Squint-eyed, Roy Rogers-look-alike Clint Black followed Wy after a short break. With an outfit in a color other than the black he wore, one might expect him to ride out on Trigger. The usual black was the predominant wear around the fair long before the concert, so we all knew what to expect.

"Killin' Time" and several other hits were part of the Black-attack show, backed up by an excellent band with the more traditional country sound, including fiddle and steel guitar and occasional harmonica and guitar licks from Clint.

The biggest crowd pleaser was "A Bad Goodbye" duet with Wynonna halfway through Clint's part of the show. He had already shed his jacket earlier, and touched the hands of several of the fans gathered around the stage during one number near show's end.

Clint ended his set with an encore, as had Wynonna, and then it was back to the parking lot, hoping all the way to get ahead of some of the 18,000+ leaving the grounds.
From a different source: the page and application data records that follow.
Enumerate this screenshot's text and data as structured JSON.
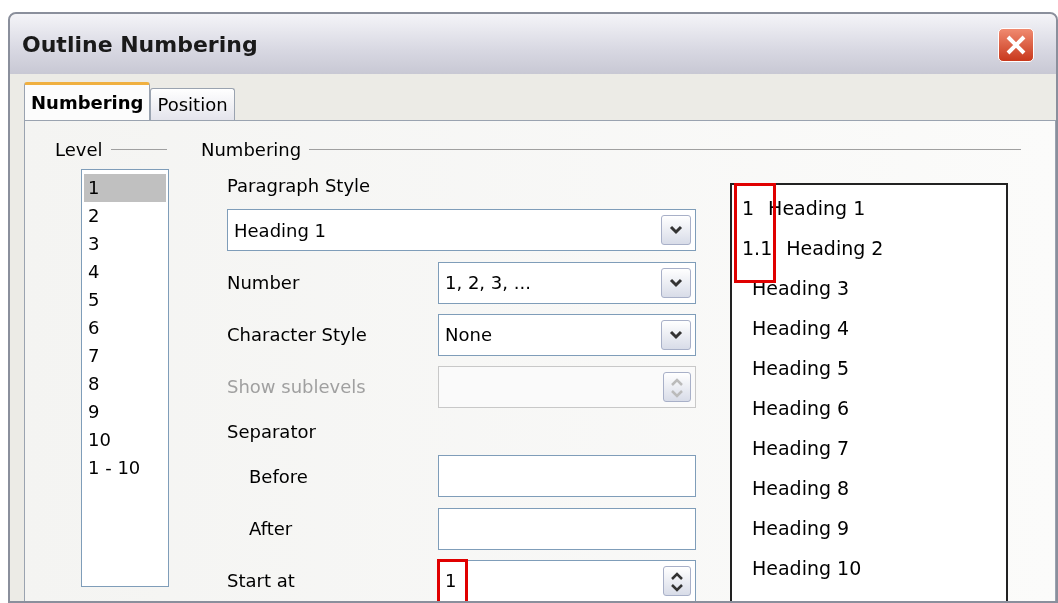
{
  "window": {
    "title": "Outline Numbering"
  },
  "tabs": [
    {
      "label": "Numbering",
      "selected": true
    },
    {
      "label": "Position",
      "selected": false
    }
  ],
  "level": {
    "label": "Level",
    "items": [
      {
        "label": "1",
        "selected": true
      },
      {
        "label": "2",
        "selected": false
      },
      {
        "label": "3",
        "selected": false
      },
      {
        "label": "4",
        "selected": false
      },
      {
        "label": "5",
        "selected": false
      },
      {
        "label": "6",
        "selected": false
      },
      {
        "label": "7",
        "selected": false
      },
      {
        "label": "8",
        "selected": false
      },
      {
        "label": "9",
        "selected": false
      },
      {
        "label": "10",
        "selected": false
      },
      {
        "label": "1 - 10",
        "selected": false
      }
    ]
  },
  "numbering": {
    "label": "Numbering",
    "fields": [
      {
        "kind": "wide-combo",
        "label": "Paragraph Style",
        "value": "Heading 1",
        "disabled": false
      },
      {
        "kind": "combo",
        "label": "Number",
        "value": "1, 2, 3, ...",
        "disabled": false
      },
      {
        "kind": "combo",
        "label": "Character Style",
        "value": "None",
        "disabled": false
      },
      {
        "kind": "spin",
        "label": "Show sublevels",
        "disabled": true,
        "highlighted": false
      },
      {
        "kind": "heading",
        "label": "Separator"
      },
      {
        "kind": "subtext",
        "label": "Before",
        "disabled": false
      },
      {
        "kind": "subtext",
        "label": "After",
        "disabled": false
      },
      {
        "kind": "spin",
        "label": "Start at",
        "value": "1",
        "disabled": false,
        "highlighted": true
      }
    ]
  },
  "preview": {
    "highlight_numbers": true,
    "items": [
      {
        "number": "1",
        "text": "Heading 1"
      },
      {
        "number": "1.1",
        "text": "Heading 2"
      },
      {
        "text": "Heading 3"
      },
      {
        "text": "Heading 4"
      },
      {
        "text": "Heading 5"
      },
      {
        "text": "Heading 6"
      },
      {
        "text": "Heading 7"
      },
      {
        "text": "Heading 8"
      },
      {
        "text": "Heading 9"
      },
      {
        "text": "Heading 10"
      }
    ]
  }
}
After all, work and a job awaited many of us early the next morning.

The Black & Wy Tour goes on, leaving behind a homecoming kind of nostalgia; even though Clint is not from Kentucky, he performed in a WAMZ free concert at the Louisville Motor Speedway when he was relatively new.

With all the new electronic lighting, smoke and sound effects on stage, and both artists becoming more seasoned performers, it's almost like they've grown up before our eyes. Clint & Wy helped make Kentucky State Fair '93's record-breaking attendance year a little more special.